━━ Excerpted data ━━

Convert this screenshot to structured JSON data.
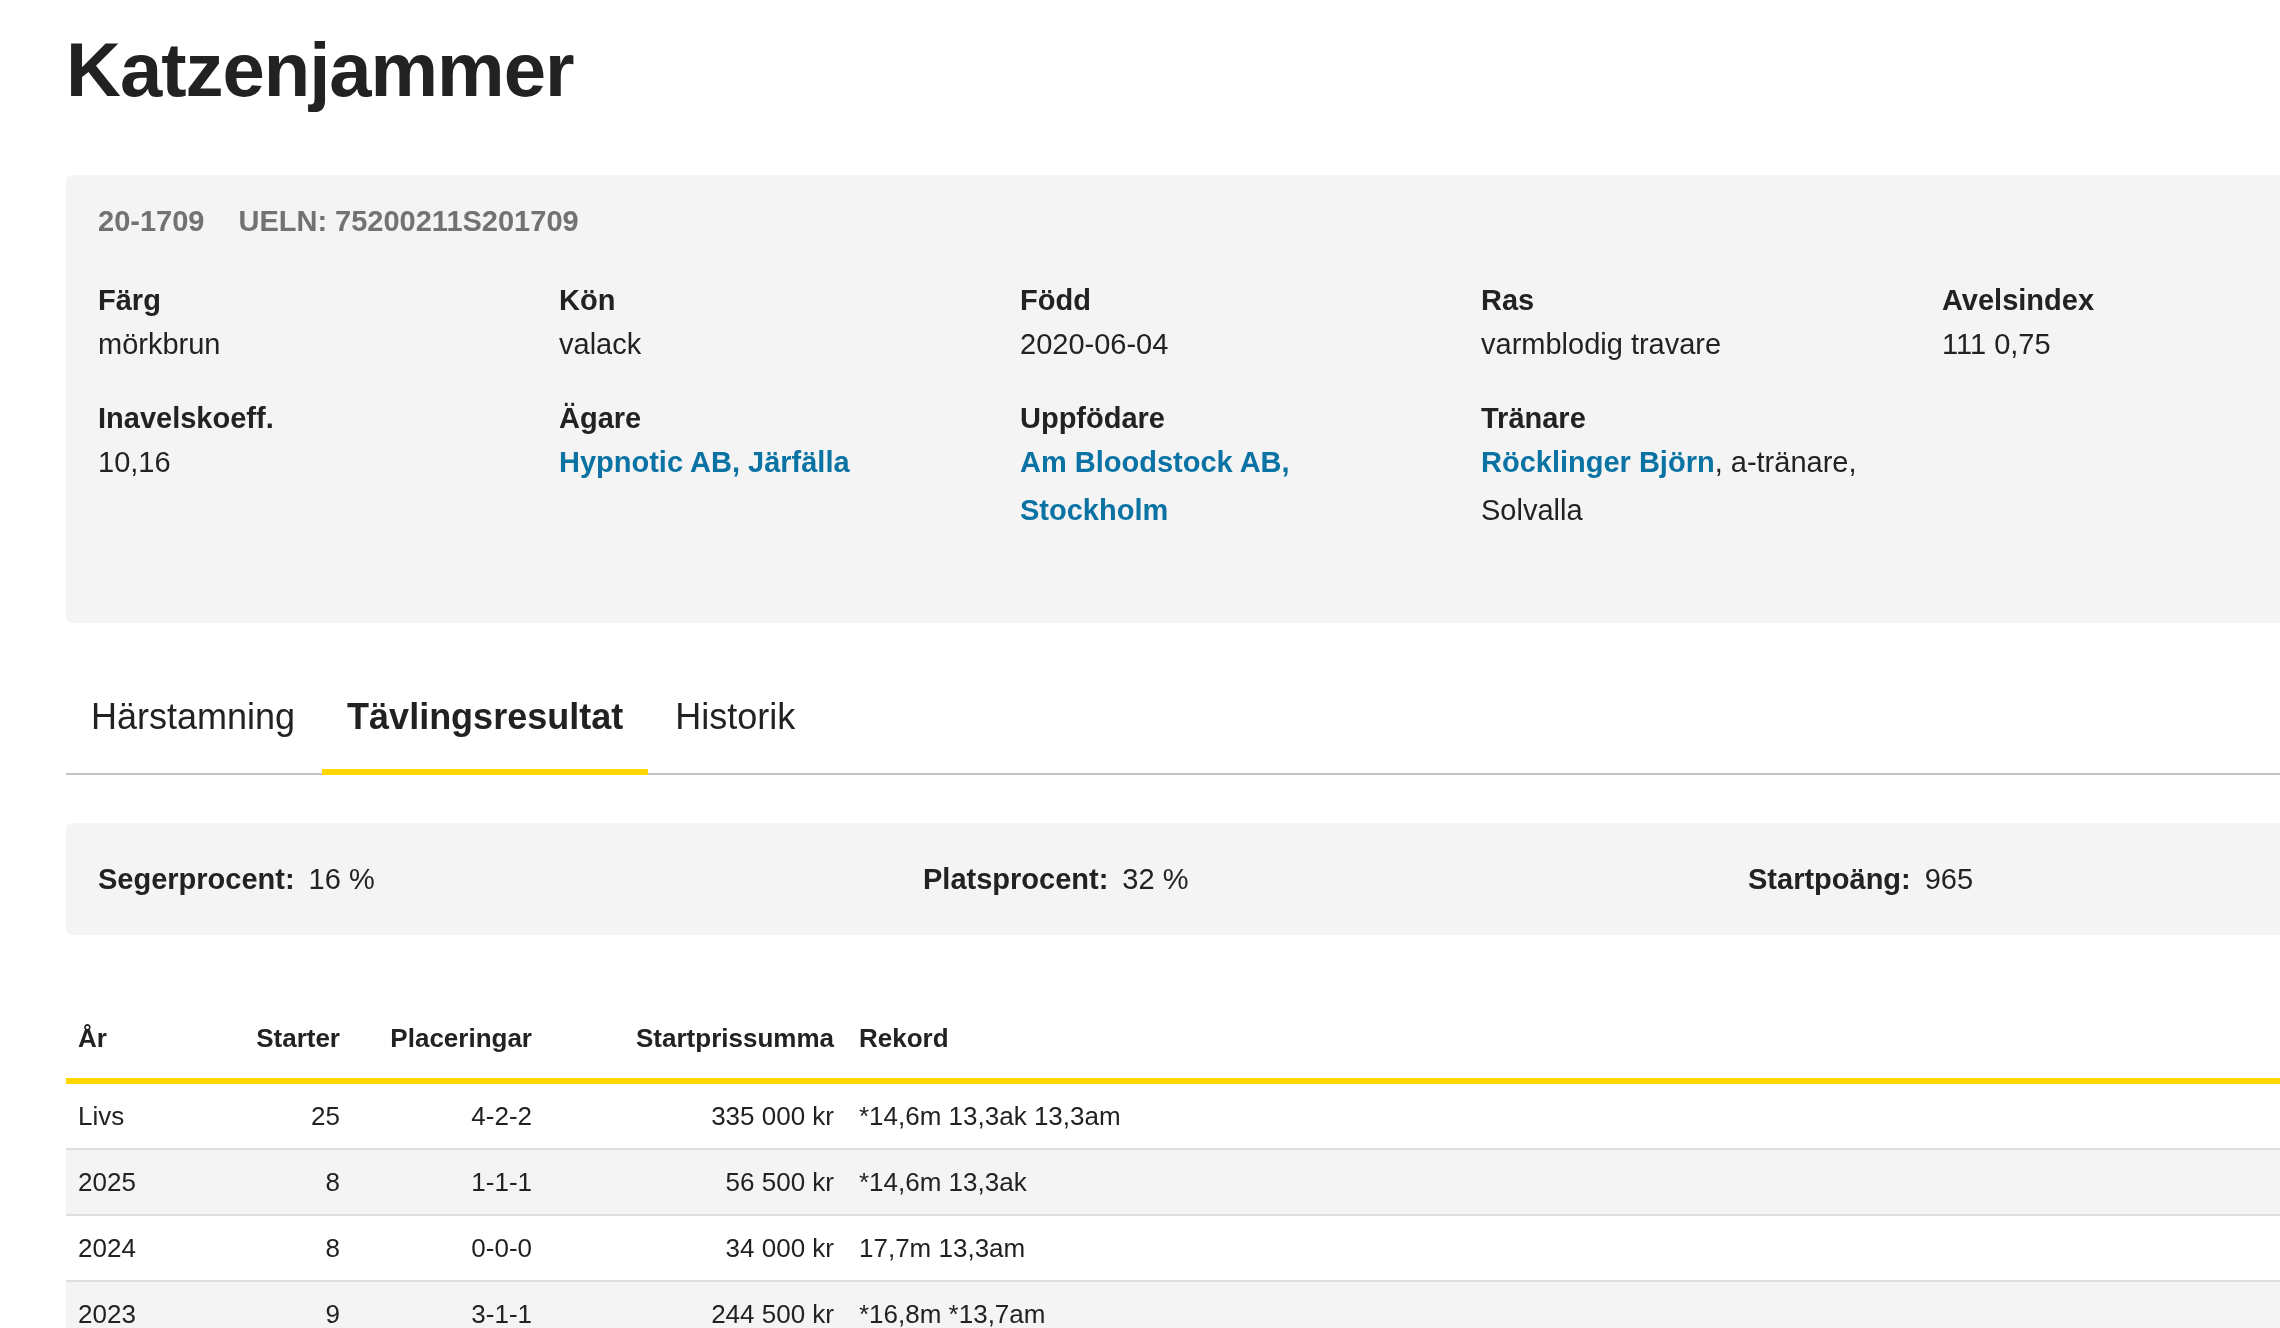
{
  "title": "Katzenjammer",
  "info": {
    "ids": [
      "20-1709",
      "UELN: 75200211S201709"
    ],
    "fields": [
      {
        "label": "Färg",
        "value": [
          {
            "text": "mörkbrun",
            "link": false
          }
        ]
      },
      {
        "label": "Kön",
        "value": [
          {
            "text": "valack",
            "link": false
          }
        ]
      },
      {
        "label": "Född",
        "value": [
          {
            "text": "2020-06-04",
            "link": false
          }
        ]
      },
      {
        "label": "Ras",
        "value": [
          {
            "text": "varmblodig travare",
            "link": false
          }
        ]
      },
      {
        "label": "Avelsindex",
        "value": [
          {
            "text": "111 0,75",
            "link": false
          }
        ]
      },
      {
        "label": "Inavelskoeff.",
        "value": [
          {
            "text": "10,16",
            "link": false
          }
        ]
      },
      {
        "label": "Ägare",
        "value": [
          {
            "text": "Hypnotic AB, Järfälla",
            "link": true
          }
        ]
      },
      {
        "label": "Uppfödare",
        "value": [
          {
            "text": "Am Bloodstock AB, Stockholm",
            "link": true
          }
        ]
      },
      {
        "label": "Tränare",
        "value": [
          {
            "text": "Röcklinger Björn",
            "link": true
          },
          {
            "text": ", a-tränare, Solvalla",
            "link": false
          }
        ]
      }
    ]
  },
  "tabs": [
    {
      "label": "Härstamning",
      "selected": false
    },
    {
      "label": "Tävlingsresultat",
      "selected": true
    },
    {
      "label": "Historik",
      "selected": false
    }
  ],
  "stats": [
    {
      "label": "Segerprocent:",
      "value": "16 %"
    },
    {
      "label": "Platsprocent:",
      "value": "32 %"
    },
    {
      "label": "Startpoäng:",
      "value": "965"
    }
  ],
  "table": {
    "columns": [
      "År",
      "Starter",
      "Placeringar",
      "Startprissumma",
      "Rekord"
    ],
    "rows": [
      [
        "Livs",
        "25",
        "4-2-2",
        "335 000 kr",
        "*14,6m 13,3ak 13,3am"
      ],
      [
        "2025",
        "8",
        "1-1-1",
        "56 500 kr",
        "*14,6m 13,3ak"
      ],
      [
        "2024",
        "8",
        "0-0-0",
        "34 000 kr",
        "17,7m 13,3am"
      ],
      [
        "2023",
        "9",
        "3-1-1",
        "244 500 kr",
        "*16,8m *13,7am"
      ]
    ]
  }
}
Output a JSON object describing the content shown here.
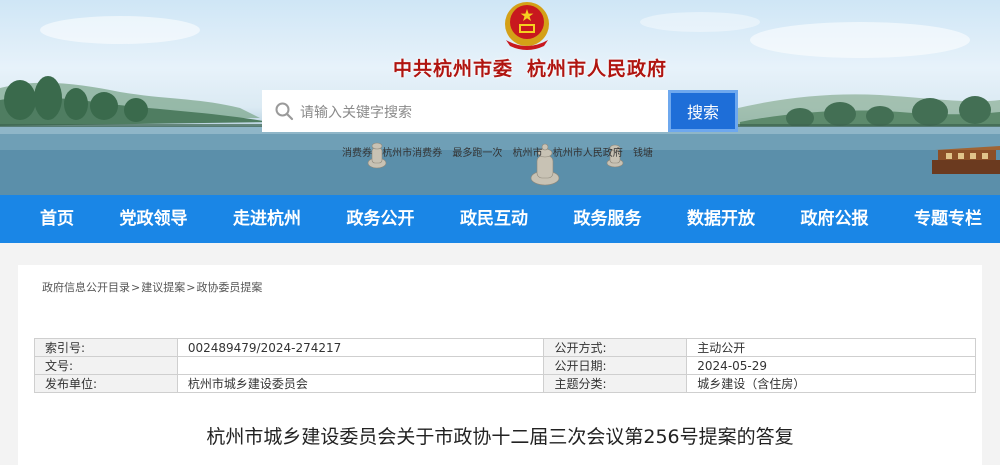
{
  "header": {
    "title_part1": "中共杭州市委",
    "title_part2": "杭州市人民政府"
  },
  "search": {
    "placeholder": "请输入关键字搜索",
    "button_label": "搜索",
    "hot_words": [
      "消费券",
      "杭州市消费券",
      "最多跑一次",
      "杭州市",
      "杭州市人民政府",
      "钱塘"
    ]
  },
  "nav": {
    "items": [
      "首页",
      "党政领导",
      "走进杭州",
      "政务公开",
      "政民互动",
      "政务服务",
      "数据开放",
      "政府公报",
      "专题专栏"
    ]
  },
  "breadcrumb": {
    "items": [
      "政府信息公开目录",
      "建议提案",
      "政协委员提案"
    ],
    "separator": ">"
  },
  "meta": {
    "rows": [
      {
        "label1": "索引号:",
        "value1": "002489479/2024-274217",
        "label2": "公开方式:",
        "value2": "主动公开"
      },
      {
        "label1": "文号:",
        "value1": "",
        "label2": "公开日期:",
        "value2": "2024-05-29"
      },
      {
        "label1": "发布单位:",
        "value1": "杭州市城乡建设委员会",
        "label2": "主题分类:",
        "value2": "城乡建设（含住房）"
      }
    ]
  },
  "document": {
    "title": "杭州市城乡建设委员会关于市政协十二届三次会议第256号提案的答复"
  },
  "colors": {
    "nav_bg": "#1a86e6",
    "search_button": "#1e6ed8",
    "title_red": "#b01510"
  }
}
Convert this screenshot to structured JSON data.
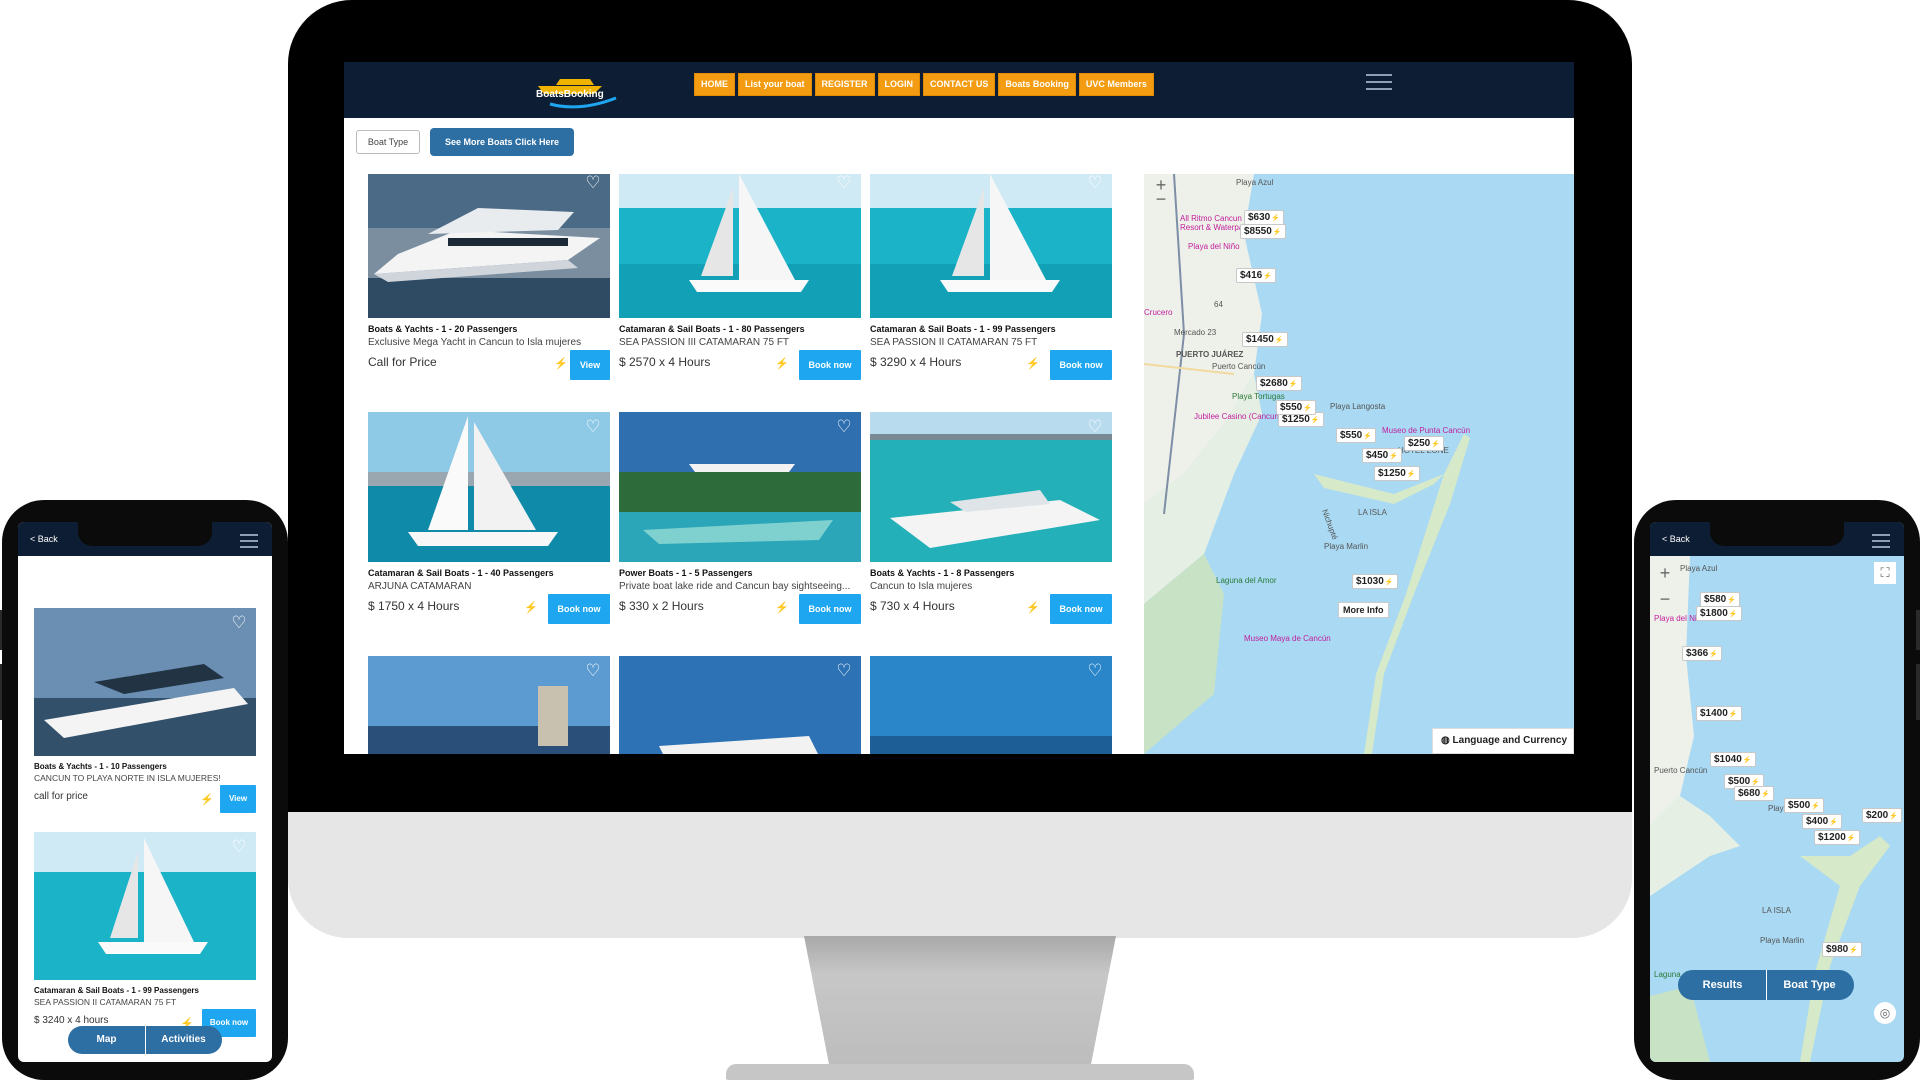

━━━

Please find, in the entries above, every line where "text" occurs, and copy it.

            "text": "mörkbrun",
            "text": "valack",
            "text": "2020-06-04",
            "text": "varmblodig travare",
            "text": "111 0,75",
            "text": "10,16",
            "text": "Hypnotic AB, Järfälla",
            "text": "Am Bloodstock AB, Stockholm",
            "text": "Röcklinger Björn",
            "text": ", a-tränare, Solvalla",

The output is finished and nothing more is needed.